**ABOUT THIS EXERCISE**
When you have gone through the records, report how many lines include "image", giving the number and nothing more.

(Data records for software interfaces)

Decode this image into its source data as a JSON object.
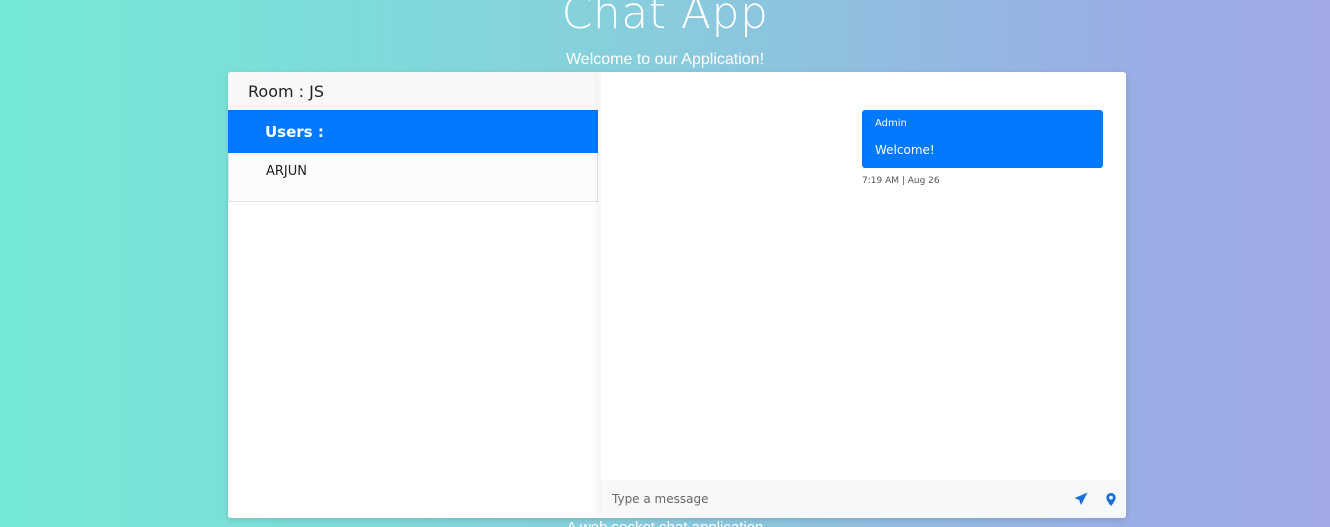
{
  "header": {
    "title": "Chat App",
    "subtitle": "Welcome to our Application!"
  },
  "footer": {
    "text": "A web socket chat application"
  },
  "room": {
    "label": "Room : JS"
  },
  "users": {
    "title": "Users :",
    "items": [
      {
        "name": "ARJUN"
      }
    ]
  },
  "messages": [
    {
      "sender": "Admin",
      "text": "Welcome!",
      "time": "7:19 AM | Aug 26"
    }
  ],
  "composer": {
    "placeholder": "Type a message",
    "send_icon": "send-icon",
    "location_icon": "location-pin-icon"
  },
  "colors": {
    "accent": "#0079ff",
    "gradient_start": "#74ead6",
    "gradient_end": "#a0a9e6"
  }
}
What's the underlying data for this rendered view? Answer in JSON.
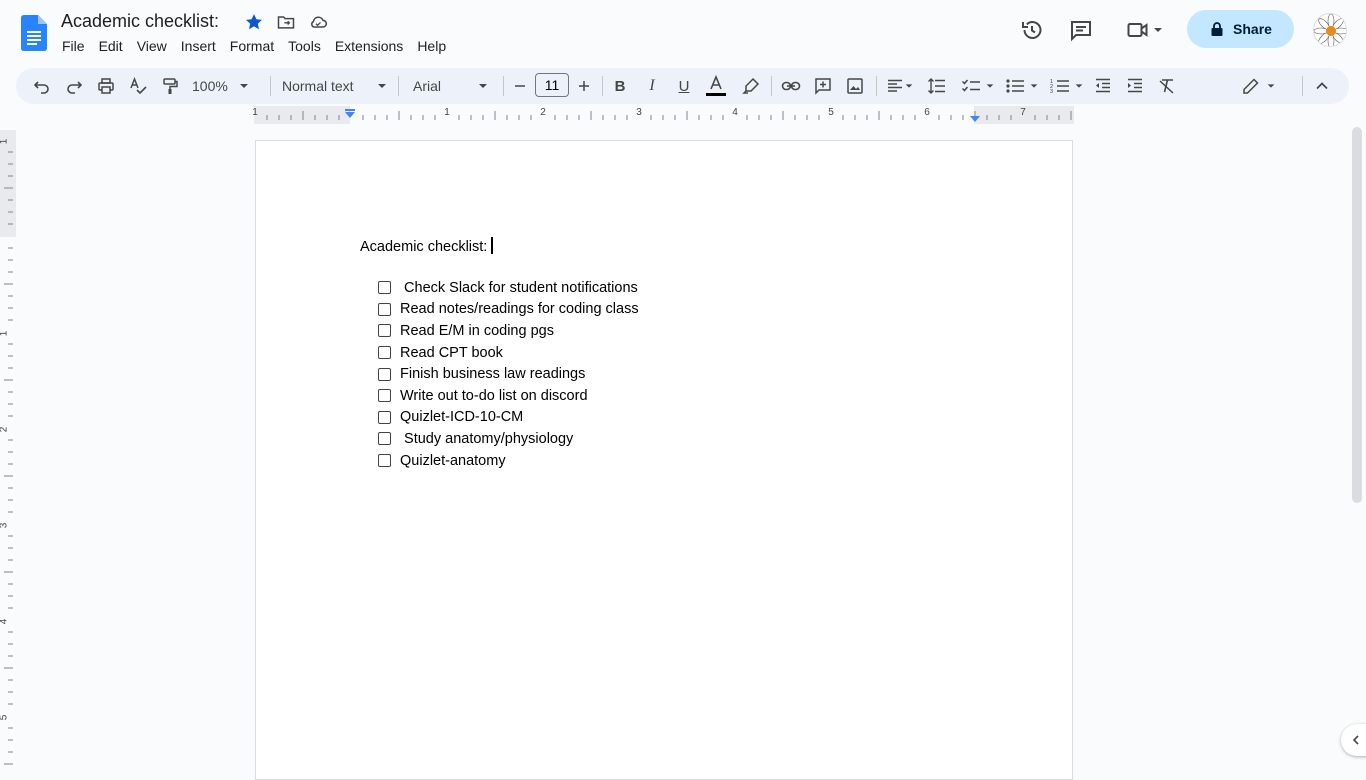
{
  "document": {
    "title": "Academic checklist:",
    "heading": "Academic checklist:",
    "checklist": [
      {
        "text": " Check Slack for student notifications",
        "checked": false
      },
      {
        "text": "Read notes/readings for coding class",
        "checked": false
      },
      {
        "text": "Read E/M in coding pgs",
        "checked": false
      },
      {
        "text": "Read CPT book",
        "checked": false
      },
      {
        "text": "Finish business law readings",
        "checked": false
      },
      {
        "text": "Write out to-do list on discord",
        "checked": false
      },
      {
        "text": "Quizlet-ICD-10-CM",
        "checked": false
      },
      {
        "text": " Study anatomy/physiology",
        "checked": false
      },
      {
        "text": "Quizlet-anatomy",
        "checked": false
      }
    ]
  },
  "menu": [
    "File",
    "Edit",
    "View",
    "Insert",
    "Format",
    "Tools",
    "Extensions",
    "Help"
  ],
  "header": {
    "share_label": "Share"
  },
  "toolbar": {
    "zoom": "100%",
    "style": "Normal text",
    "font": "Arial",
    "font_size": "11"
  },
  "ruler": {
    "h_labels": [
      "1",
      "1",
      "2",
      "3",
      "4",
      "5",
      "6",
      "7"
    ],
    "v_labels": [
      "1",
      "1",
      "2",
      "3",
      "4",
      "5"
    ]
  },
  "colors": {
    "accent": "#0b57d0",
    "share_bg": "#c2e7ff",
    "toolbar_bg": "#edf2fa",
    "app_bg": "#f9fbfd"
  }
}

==

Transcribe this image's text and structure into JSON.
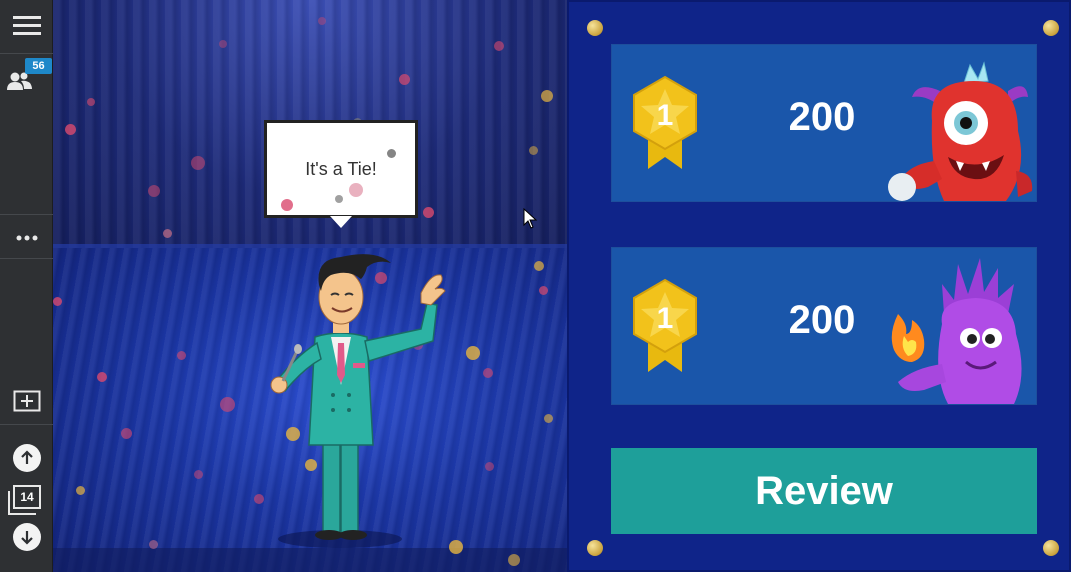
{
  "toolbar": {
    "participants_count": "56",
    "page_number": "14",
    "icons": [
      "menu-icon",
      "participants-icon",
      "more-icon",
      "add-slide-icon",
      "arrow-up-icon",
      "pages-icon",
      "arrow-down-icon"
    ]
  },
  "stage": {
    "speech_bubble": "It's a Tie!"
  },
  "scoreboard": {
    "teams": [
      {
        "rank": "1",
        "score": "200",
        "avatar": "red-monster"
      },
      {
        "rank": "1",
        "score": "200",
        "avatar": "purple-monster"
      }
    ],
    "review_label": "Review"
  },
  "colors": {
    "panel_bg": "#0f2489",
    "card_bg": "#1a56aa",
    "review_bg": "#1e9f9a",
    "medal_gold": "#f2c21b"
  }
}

**TASK RESULT**
2